The Heat
It’s On

For years, the male gender has had a monopoly on the buddy cop genre, but that all changes with The Heat, the new R-rated comedy from Bridesmaids director Paul Feig.  The movie stars a pair of women who appear to be a match made in comedy heaven.  Sandra Bullock and Melissa McCarthy have each earned their place among the short-list of modern cinema’s funniest comediennes, but they have done so with completely different comic styles.  Fortunately for us, those different comic styles are as perfect of a blend as we could have hoped.

Bullock plays Ashburn, an FBI agent so uptight and cocky that none of her fellow New York agents want anything to do with her.  She’s got no friends and even has to “share” her neighbor’s cat.  Sent to Boston to investigate a drug ring, Ashburn soon finds herself in the company of her total opposite: a foul-mouthed and aggressive local detective named Mullins, played by McCarthy.  Reluctantly, the two become partners and must work together to solve the case, something that is certainly easier said than done.

Bullock as Agent Ashburn in The HeatTheir investigation leads them to a couple of mid-level dealers who might be the link they need to the as-yet-unidentified big boss.  Unfortunately, their brash investigation techniques have gotten them into hot water not only with their own agencies, but also the DEA, who have been on this case much longer than they have.  Their antics have also attracted the attention of the bad guys, who then threaten Mullins’ family.  She vows to do whatever she can to help them, but it is difficult when they already hate her for arresting her own brother.

Bullock and McCarthy make for a classic comic pair.  Whereas Bullock specializes in being a physical comedienne, McCarthy is certainly the verbal comedienne.  The movie allows them both to cross humorously into the other’s comic territory, but they are definitely at their best when they keep to their specialties.

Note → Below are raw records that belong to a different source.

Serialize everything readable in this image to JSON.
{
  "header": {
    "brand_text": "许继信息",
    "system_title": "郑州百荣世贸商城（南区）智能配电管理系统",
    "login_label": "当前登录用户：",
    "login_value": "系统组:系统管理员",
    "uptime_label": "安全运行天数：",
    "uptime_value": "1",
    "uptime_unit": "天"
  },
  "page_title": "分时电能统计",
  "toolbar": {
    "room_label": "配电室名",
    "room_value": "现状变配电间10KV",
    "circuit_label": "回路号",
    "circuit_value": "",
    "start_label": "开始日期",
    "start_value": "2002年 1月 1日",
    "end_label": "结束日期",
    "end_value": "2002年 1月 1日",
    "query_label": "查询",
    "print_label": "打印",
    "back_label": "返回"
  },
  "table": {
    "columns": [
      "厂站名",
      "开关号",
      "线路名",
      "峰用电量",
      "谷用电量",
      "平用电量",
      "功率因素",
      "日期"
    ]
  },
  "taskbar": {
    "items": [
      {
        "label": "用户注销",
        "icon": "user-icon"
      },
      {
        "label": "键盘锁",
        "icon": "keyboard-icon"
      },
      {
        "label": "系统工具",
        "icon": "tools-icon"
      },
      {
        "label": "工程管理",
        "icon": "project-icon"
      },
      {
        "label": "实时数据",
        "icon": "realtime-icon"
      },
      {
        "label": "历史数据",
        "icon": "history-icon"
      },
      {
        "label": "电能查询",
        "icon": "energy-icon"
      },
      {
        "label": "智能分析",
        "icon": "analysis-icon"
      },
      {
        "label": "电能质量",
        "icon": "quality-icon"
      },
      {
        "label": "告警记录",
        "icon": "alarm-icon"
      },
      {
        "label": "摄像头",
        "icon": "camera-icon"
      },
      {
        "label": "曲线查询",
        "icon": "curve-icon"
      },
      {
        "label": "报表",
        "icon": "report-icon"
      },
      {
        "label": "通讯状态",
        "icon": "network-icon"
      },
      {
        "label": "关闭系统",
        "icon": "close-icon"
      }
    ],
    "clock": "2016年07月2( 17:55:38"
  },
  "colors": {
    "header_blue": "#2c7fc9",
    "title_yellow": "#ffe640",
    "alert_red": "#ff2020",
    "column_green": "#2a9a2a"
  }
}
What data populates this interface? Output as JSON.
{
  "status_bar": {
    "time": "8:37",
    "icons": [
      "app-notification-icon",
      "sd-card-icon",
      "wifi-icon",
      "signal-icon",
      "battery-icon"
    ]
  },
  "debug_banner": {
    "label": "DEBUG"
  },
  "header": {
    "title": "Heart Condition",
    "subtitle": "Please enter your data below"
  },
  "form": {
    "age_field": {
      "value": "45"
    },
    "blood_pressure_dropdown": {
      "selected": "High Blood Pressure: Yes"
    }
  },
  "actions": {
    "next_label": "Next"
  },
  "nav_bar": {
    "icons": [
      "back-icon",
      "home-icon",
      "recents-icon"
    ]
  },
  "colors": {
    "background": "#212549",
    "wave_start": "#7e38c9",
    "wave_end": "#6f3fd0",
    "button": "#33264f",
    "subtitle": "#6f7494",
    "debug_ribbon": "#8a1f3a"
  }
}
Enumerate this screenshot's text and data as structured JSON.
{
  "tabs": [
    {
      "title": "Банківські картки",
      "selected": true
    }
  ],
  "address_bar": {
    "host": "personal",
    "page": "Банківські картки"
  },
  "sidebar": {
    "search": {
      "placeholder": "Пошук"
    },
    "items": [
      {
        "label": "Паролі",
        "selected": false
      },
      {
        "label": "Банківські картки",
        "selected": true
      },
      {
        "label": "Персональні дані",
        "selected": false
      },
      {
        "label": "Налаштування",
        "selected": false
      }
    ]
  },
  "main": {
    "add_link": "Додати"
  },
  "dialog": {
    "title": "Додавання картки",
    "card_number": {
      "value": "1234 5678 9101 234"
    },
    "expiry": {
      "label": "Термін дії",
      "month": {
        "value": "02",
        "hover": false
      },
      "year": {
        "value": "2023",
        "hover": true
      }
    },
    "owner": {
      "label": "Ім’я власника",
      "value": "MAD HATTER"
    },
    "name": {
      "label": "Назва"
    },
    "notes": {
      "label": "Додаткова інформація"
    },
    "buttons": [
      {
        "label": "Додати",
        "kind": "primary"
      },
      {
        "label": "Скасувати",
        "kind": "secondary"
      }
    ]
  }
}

McCarthy is seemingly given free rein to go off script as often and as far as she chooses.  Not every one of her adlibbed and often foul-mouthed jokes land, but when they do, they land hard.   This movie is filled with laugh-out-loud moments throughout which works to keep our interest even as the wimpy plot limps along unevenly.

It is clear that when writing the script, much more of the thought process went into the jokes than into the actual story.  It’s a very straight-forward investigation comedy with few unexpected twists.  The only real plot twist is ruined by the fact that the character who is revealed to be the kingpin is played so poorly by the actor who plays him/her in the scenes leading up to the reveal—and after—that even if the audience buys it, they don’t want to.

The poor story does little to ruin the fun of this movie, however, which is really about the interaction between two of the funniest women working in Hollywood today.  The lack of a plot may be the factor that keeps this movie from holding up on multiple viewings when the jokes’ impact fades a little, but for a summer escape to the theaters, you won’t find many movies with as many laughs as this one.

The Heat is rated R for “pervasive language, strong crude content and some violence.” With the exception of one surprisingly out-of-place scene involving a lot of blood, the violence was not too graphic.  The crude content and foul language, however, are more than enough to warrant the R rating.

Courtesy of a local publicist, Jeff attended a promotional screening of The Heat.